What do you do when one line of the latest government statistical release says that U.S. employment grew by 92,000 jobs during October, while 4 paragraphs later the same report gives the number at 437,000?
Given the magnitude of the subsequent revisions, adjustments, birth/death factors, benchmarkings and other statistical sleights of hand, the initial number has become totally marginalized…. [I]t seems foolish to put too much weight onto whether a monthly data point is 90k or 150k or 230k. If it turns out this single number is plus or minus a million per year, then the monthly data becomes worthless.
The Bureau of Labor Statistics collects numbers on how many people have jobs in two ways. The establishment survey asks businesses how many people they had working for them that month, while the household survey sends interviewers to specific residential addresses to find out who at that address claimed to be employed each month. Michael Mandel notes that one of the especially curiouser aspects of the recent discrepancies between the two methods is that the government seems to be having a particularly hard time counting the number of people who are working for … the government:
The number of people reporting that they had public sector jobs …has risen by a very solid 430,000 [since last March]…. However, these numbers come from the household survey, which is based on responses from individuals. The payroll survey, which is based on data from unemployment insurance records, shows a much slower growth of government jobs…only 183,000 since March.
One natural reaction, when faced with such a discrepancy, is to conclude that one of the numbers is right and the other is wrong. Good arguments can be marshalled on either side. For example, Tim Kane observed that the payroll survey misses people who work for newly created establishments (part of the reason for the recent big revisions in those estimates) or are self-employed. Spencer England suggests in a comment left here that the more rapid growth of small firms in recent years might also account for more employment growth being counted by the household survey. On the other hand, Menzie noted that the household survey displays four times the variance, which to me indicates pretty clearly that typically it is much less reliable:
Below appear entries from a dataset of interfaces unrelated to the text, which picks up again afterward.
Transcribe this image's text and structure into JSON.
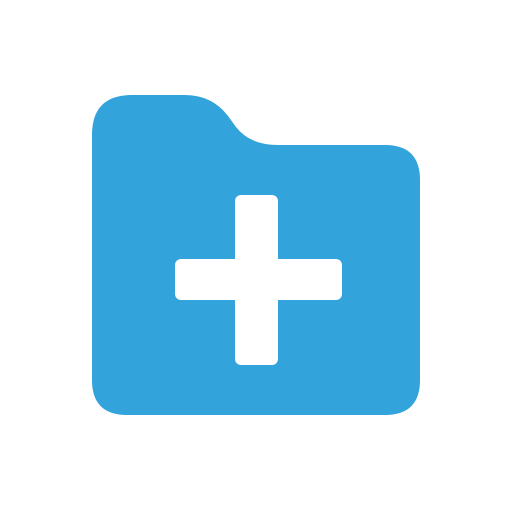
{
  "icon": {
    "name": "folder-add-icon",
    "folder_color": "#33A3DC",
    "plus_color": "#FFFFFF",
    "background_color": "#FFFFFF"
  }
}
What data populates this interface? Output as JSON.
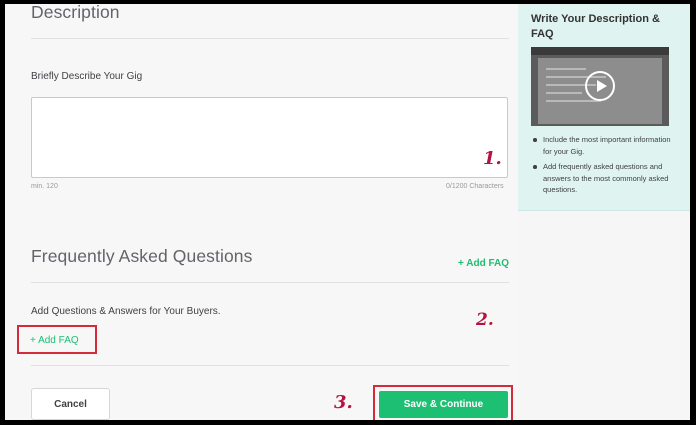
{
  "description": {
    "heading": "Description",
    "field_label": "Briefly Describe Your Gig",
    "min_text": "min. 120",
    "char_count": "0/1200 Characters",
    "value": ""
  },
  "faq": {
    "heading": "Frequently Asked Questions",
    "add_label_top": "+ Add FAQ",
    "subtitle": "Add Questions & Answers for Your Buyers.",
    "add_label_bottom": "+ Add FAQ"
  },
  "actions": {
    "cancel_label": "Cancel",
    "save_label": "Save & Continue"
  },
  "annotations": {
    "step1": "1.",
    "step2": "2.",
    "step3": "3."
  },
  "sidebar": {
    "title": "Write Your Description & FAQ",
    "bullets": [
      "Include the most important information for your Gig.",
      "Add frequently asked questions and answers to the most commonly asked questions."
    ]
  },
  "colors": {
    "brand_green": "#1dbf73",
    "annotation_red": "#d42a3a",
    "sidebar_bg": "#dff3f1"
  }
}
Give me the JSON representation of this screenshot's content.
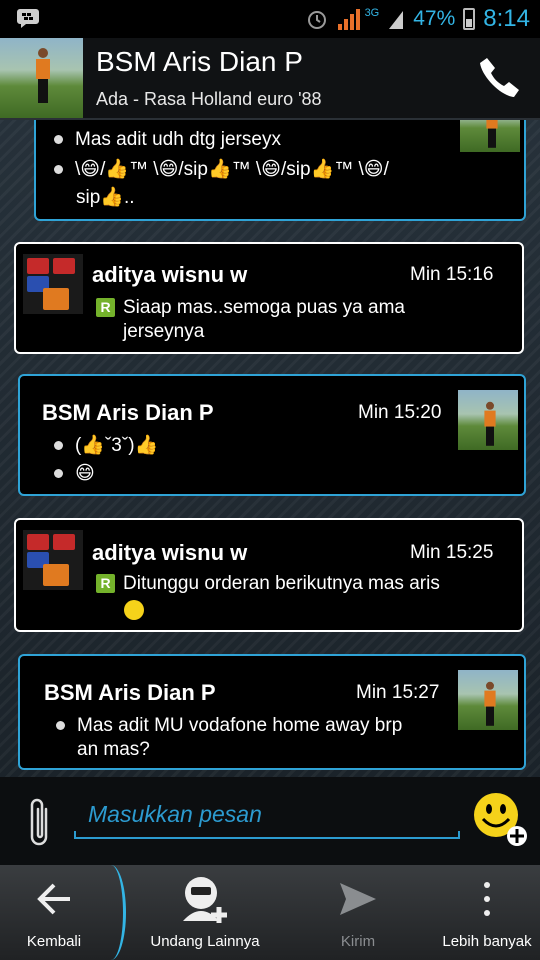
{
  "status": {
    "battery": "47%",
    "time": "8:14",
    "network": "3G"
  },
  "header": {
    "title": "BSM Aris Dian P",
    "subtitle": "Ada - Rasa Holland euro '88"
  },
  "messages": [
    {
      "lines": [
        "Mas adit udh dtg jerseyx",
        "\\😄/👍™ \\😄/sip👍™ \\😄/sip👍™ \\😄/",
        "sip👍.."
      ]
    },
    {
      "name": "aditya wisnu w",
      "time": "Min 15:16",
      "text": "Siaap mas..semoga puas ya ama",
      "text2": "jerseynya"
    },
    {
      "name": "BSM Aris Dian P",
      "time": "Min 15:20",
      "line1": "(👍ˇ3ˇ)👍",
      "line2": "😄"
    },
    {
      "name": "aditya wisnu w",
      "time": "Min 15:25",
      "text": "Ditunggu orderan berikutnya mas aris"
    },
    {
      "name": "BSM Aris Dian P",
      "time": "Min 15:27",
      "text": "Mas adit MU vodafone home away brp",
      "text2": "an mas?"
    }
  ],
  "input": {
    "placeholder": "Masukkan pesan"
  },
  "actions": {
    "back": "Kembali",
    "invite": "Undang Lainnya",
    "send": "Kirim",
    "more": "Lebih banyak"
  },
  "colors": {
    "accent": "#2c9bd0",
    "incoming_border": "#2fa3d6",
    "outgoing_border": "#ffffff"
  }
}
When faced with two different estimates of a magnitude such as the growth in employment, most statisticians would choose not to throw one number out altogether, but rather to combine the two. If the two estimates are unbiased and uncorrelated with each other, the optimal weights are inversely proportional to the variances of the measurement errors. Since the measurement error in the household survey is bigger, it should be given a smaller weight, but that does not mean the number should be ignored completely.
Actually, there’s a third data source that doesn’t get discussed too much, but also may be very helpful, which comes from Automatic Data Processing. This company uses data obtained from payroll services provided for 225,000 businesses in America employing 14 million workers. They release monthly an estimate of what the total job growth for all establishments would be, based on the data they collect.
| BLS payroll |
| Household |
| ADP |
| Weighted |
| BLS payroll |
The table above compares these three estimates, and illustrates the consequences of regarding the initial BLS payroll estimate as 8 times as reliable as either of the other two, that is, using as weights 0.8, 0.1, and 0.1. The resulting “weighted average” column basically nudges the payroll numbers in the direction implied by the average of the other two. It’s also interesting to compare this with what the BLS itself later reported the payroll estimates to be on the basis of new and revised data. The other two series have typically been suggesting recently that employment growth was stronger than the initial payroll estimate implied. If you had bet on revisions in that direction, you generally would have been correct.
If the same pattern continues to hold, we might expect the October payroll figure of 92,000 new jobs to be revised upward in the months to come, with 130,000 perhaps a better estimate than is the initial figure. If that proves to be the case, then combined with the huge upward revisions to the August and September estimates, this is a much better employment report than I had been expecting.
As a statistician, it would also be nice to look for some other corroboration as well. The sharp rise in interest rates immediately following the release of the BLS numbers suggests that Wall Street is seeing this the same way I am: